On Sunday, Brazil’s Senate formed a special committee to determine whether to advance with impeachment proceedings against President Dilma Rousseff following a majority vote in the lower house suggesting impeachment. If the Senate determines to hold a trial of Brazilian President, her term will be suspended for 180 days pending an impeachment vote.
Opponents of the impeachment proceedings argue that they are nothing more than a coup attempt by conservative and center right elites from the minority parties. The basis for this concern is that, in the absence of President Dilma Rousseff, her political opponent and current Vice President Michel Temer will assume authority – the people will have a government radically different than the one they elected.
The roots of the impeachment proceedings also instigate further suspicion. The “car wash” investigation, from which Rousseff’s impeachment is derivative, began after the NSA spied on Rousseff, members of her cabinet, and leaders of the Brazilian state-owned oil company Petrobras with those documents finding their way into the hands of Brazil’s judiciary.
Even so, Rousseff’s impeachment is not based on accepting kickbacks as was the case with the attempted prosecution of Worker’s Party founder and former Brazilian President Lula de Silva.

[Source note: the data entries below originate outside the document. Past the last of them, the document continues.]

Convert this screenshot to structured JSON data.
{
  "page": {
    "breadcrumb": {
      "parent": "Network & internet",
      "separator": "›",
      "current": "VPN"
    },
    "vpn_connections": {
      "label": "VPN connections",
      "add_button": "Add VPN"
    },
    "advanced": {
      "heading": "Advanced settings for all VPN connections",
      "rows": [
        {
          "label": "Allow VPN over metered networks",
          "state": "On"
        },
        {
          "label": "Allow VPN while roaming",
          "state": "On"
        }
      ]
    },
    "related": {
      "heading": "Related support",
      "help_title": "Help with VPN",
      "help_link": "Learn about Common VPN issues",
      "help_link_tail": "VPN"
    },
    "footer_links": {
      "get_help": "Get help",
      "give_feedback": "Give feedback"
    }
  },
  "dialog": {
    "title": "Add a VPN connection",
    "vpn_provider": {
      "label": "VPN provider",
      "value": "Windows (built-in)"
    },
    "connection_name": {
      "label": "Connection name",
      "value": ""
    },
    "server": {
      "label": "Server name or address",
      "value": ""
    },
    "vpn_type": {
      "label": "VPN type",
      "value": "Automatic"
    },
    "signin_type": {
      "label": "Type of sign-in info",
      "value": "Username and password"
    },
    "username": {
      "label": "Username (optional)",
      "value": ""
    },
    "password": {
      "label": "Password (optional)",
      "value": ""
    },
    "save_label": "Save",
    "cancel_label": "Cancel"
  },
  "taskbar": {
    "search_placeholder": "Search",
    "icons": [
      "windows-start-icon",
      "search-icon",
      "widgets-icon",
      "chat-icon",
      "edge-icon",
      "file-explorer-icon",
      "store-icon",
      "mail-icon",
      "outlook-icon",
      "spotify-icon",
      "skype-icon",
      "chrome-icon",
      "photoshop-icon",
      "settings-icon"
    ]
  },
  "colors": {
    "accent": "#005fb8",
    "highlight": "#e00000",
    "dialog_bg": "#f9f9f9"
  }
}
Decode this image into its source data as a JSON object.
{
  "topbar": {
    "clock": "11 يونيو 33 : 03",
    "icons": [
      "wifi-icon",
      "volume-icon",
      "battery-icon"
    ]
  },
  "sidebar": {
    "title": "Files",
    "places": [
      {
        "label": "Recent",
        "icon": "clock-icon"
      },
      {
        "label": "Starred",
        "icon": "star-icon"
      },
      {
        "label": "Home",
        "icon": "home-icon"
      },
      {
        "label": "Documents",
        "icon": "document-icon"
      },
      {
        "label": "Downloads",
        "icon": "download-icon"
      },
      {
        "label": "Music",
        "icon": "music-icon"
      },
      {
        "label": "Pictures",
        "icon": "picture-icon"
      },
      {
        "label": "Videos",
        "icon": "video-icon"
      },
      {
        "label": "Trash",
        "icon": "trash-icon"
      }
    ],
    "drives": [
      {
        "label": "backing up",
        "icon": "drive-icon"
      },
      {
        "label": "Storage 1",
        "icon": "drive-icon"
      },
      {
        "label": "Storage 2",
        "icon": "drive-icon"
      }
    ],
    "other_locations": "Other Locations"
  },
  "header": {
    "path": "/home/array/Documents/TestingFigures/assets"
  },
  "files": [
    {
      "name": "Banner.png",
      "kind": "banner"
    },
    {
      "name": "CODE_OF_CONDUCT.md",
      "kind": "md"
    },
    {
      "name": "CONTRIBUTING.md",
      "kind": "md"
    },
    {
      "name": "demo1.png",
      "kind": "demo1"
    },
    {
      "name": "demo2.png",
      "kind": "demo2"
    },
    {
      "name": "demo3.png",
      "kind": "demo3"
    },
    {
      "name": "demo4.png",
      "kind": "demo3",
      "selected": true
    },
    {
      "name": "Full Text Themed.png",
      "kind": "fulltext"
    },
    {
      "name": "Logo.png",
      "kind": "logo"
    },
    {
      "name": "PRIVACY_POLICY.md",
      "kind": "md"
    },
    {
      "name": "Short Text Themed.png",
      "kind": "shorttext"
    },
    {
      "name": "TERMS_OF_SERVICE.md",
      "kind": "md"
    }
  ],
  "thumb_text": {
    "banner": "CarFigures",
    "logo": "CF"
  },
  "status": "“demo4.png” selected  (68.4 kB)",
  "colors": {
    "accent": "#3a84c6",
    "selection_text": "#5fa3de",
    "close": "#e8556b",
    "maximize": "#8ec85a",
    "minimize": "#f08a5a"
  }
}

Rather, the basis for impeachment is that Rousseff inflated the country’s economic outlook by using in public disclosures which nonetheless included source materials and formulas for deriving those figures.
Loud & Clear’s Brian Becker sat down on Monday with Brazilian journalist Pepe Escobar to talk about the developing impeachment proceedings against Rousseff and to ask whether this is simply a coup orchestrated by wealthy elites to discard the needs of the country’s poor.
What is happening in Brazil’s Senate?
"It is the continuation of the coup – phase II," said Escobar. "Phase I was the appalling spectacle in the Brazilian Congress. It was a pack of hyenas in the Brazilian Congress. Most of these people were not elected by Brazilian voters. They were elected by local chiefs in their areas of influence. These are the guys who bring up the votes and convince people to vote for a candidate. Most of these people who vote for impeachment, roughly 25% of the Brazilian Congress, are involved in some sort of corruption."
Escobar explained that starting on May 11, according to official estimates, the Senate should have proceedings prepared forcing Dilma Rousseff out for 180 days while the Senate deliberates her fate.
Escobar blames what he sees as a coup on Eduardo Cunha, the leader of the lower house, who has been identified as having 11 offshore shell accounts in Switzerland, was implicated in the Panama Papers, and is currently under investigation by the Brazilian Supreme Court for a $5 million kickback scheme.
Although the coup continues against Rousseff, Escobar has little hope that Cunha’s actual corruption will be prosecuted. "The Supreme Court doesn’t have the balls to investigate Cunha because the judiciary does not want to interfere with the legislature’s powers even though the legislature is interfering with the executive."
How will a Temer Presidency be different from a Rousseff Presidency?
"For the past two decades, the Workers Party has been winning elections and Dilma won the vote of 52% of the people or 54 million votes," started Escobar. "The rightwing and center right elites decided that they will not accept the Worker’s Party again so the very corrupt are impeaching an innocent person for corruption."
By contrast to the popular support that Rousseff and the Worker’s Party have among the Brazilian people, a Temer administration would be one of the ruling interests rather than the people.
"Temer’s index of rejection in Brazilian polls, with the Brazilian people, floats around 98% to 99%," said Escobar.
Escobar explained that Temer’s allies are already organizing to institute substantial, largely worrying reforms once they assume power. "They are going to bring a neoliberal for finance minister, of course, that is a given. Temor has been talking about this with the agribusiness in central Brazil, the big businesses in Sao Paolo, and the Washington neoliberals."
Specifically, Escobar anticipates that a government led by Temer will institute harsh austerity measures along with raising interest rates so that those who are indebted must pay more. "This will be bad for the Brazilian economy and they also want to cut expenditures by freezing salaries, cutting education, cutting healthcare, cutting the social safety net in Brazil to extinction," speculated Escobar.
The journalists closed by noting that the developments inside of Brazil are not solely domestic, but are also driven in large part by US cooperation in an attempt to undermine the BRICS economic union – Brazil, Russia, India, China, and South Africa. "The target is the BRICs and they tried with the Ukraine crisis, the Ruble crisis, the oil price war the US pushed on Saudi Arabia, and the South China Sea flare up," elaborated Escobar.